Data about app and page elements:
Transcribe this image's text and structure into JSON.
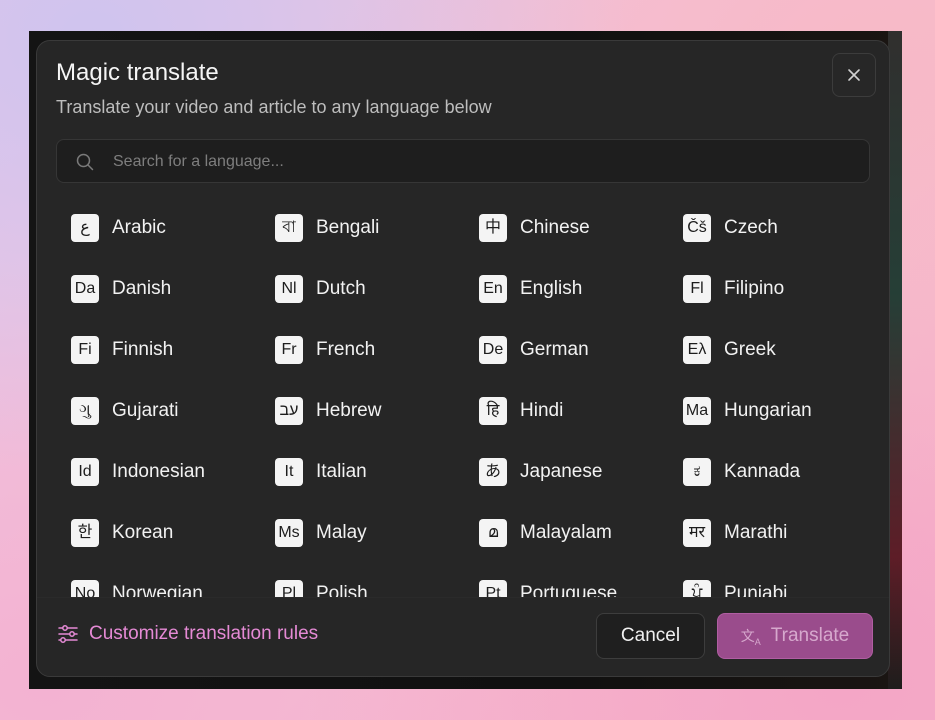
{
  "dialog": {
    "title": "Magic translate",
    "subtitle": "Translate your video and article to any language below"
  },
  "search": {
    "placeholder": "Search for a language..."
  },
  "languages": [
    {
      "badge": "ع",
      "name": "Arabic"
    },
    {
      "badge": "বা",
      "name": "Bengali"
    },
    {
      "badge": "中",
      "name": "Chinese"
    },
    {
      "badge": "Čš",
      "name": "Czech"
    },
    {
      "badge": "Da",
      "name": "Danish"
    },
    {
      "badge": "Nl",
      "name": "Dutch"
    },
    {
      "badge": "En",
      "name": "English"
    },
    {
      "badge": "Fl",
      "name": "Filipino"
    },
    {
      "badge": "Fi",
      "name": "Finnish"
    },
    {
      "badge": "Fr",
      "name": "French"
    },
    {
      "badge": "De",
      "name": "German"
    },
    {
      "badge": "Eλ",
      "name": "Greek"
    },
    {
      "badge": "ગુ",
      "name": "Gujarati"
    },
    {
      "badge": "עב",
      "name": "Hebrew"
    },
    {
      "badge": "हि",
      "name": "Hindi"
    },
    {
      "badge": "Ma",
      "name": "Hungarian"
    },
    {
      "badge": "Id",
      "name": "Indonesian"
    },
    {
      "badge": "It",
      "name": "Italian"
    },
    {
      "badge": "あ",
      "name": "Japanese"
    },
    {
      "badge": "ಕ",
      "name": "Kannada"
    },
    {
      "badge": "한",
      "name": "Korean"
    },
    {
      "badge": "Ms",
      "name": "Malay"
    },
    {
      "badge": "മ",
      "name": "Malayalam"
    },
    {
      "badge": "मर",
      "name": "Marathi"
    },
    {
      "badge": "No",
      "name": "Norwegian"
    },
    {
      "badge": "Pl",
      "name": "Polish"
    },
    {
      "badge": "Pt",
      "name": "Portuguese"
    },
    {
      "badge": "ਪੰ",
      "name": "Punjabi"
    }
  ],
  "footer": {
    "customize_label": "Customize translation rules",
    "cancel_label": "Cancel",
    "translate_label": "Translate"
  },
  "colors": {
    "accent": "#e58ad5",
    "primary_button": "#9a4c8c",
    "dialog_bg": "#262626"
  },
  "icons": {
    "close": "close-icon",
    "search": "search-icon",
    "customize": "sliders-icon",
    "translate": "translate-icon"
  }
}
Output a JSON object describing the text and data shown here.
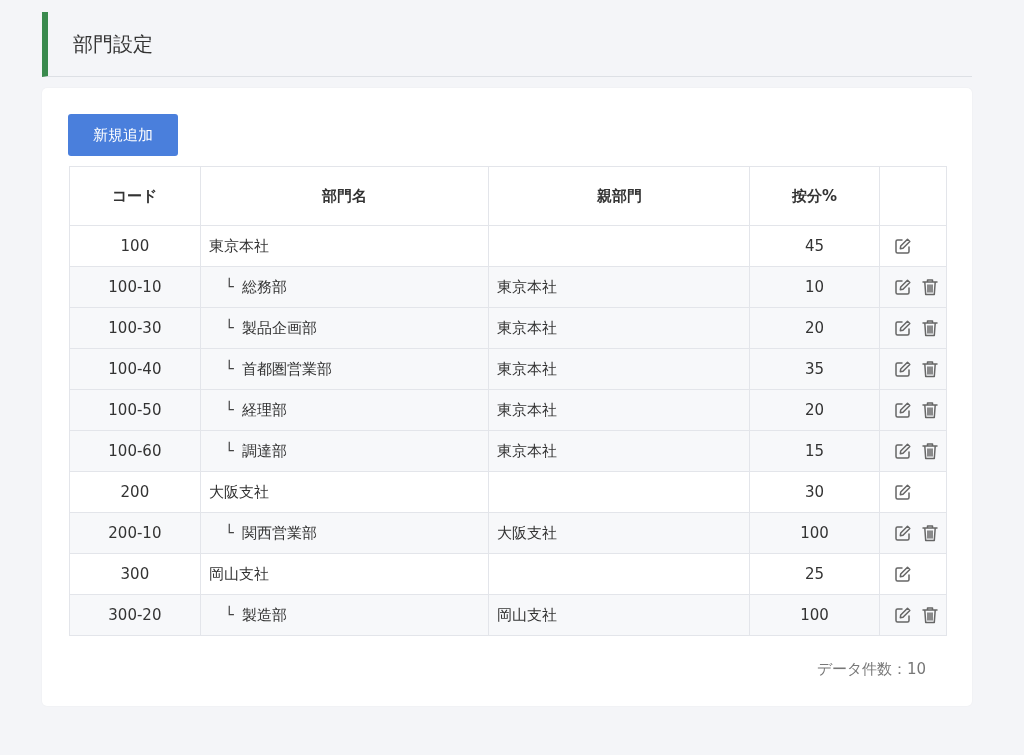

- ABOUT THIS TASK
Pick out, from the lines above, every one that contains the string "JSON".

- TASK RESULT
Transcribe this image's text and structure into JSON.
Output a JSON object describing the text and data shown here.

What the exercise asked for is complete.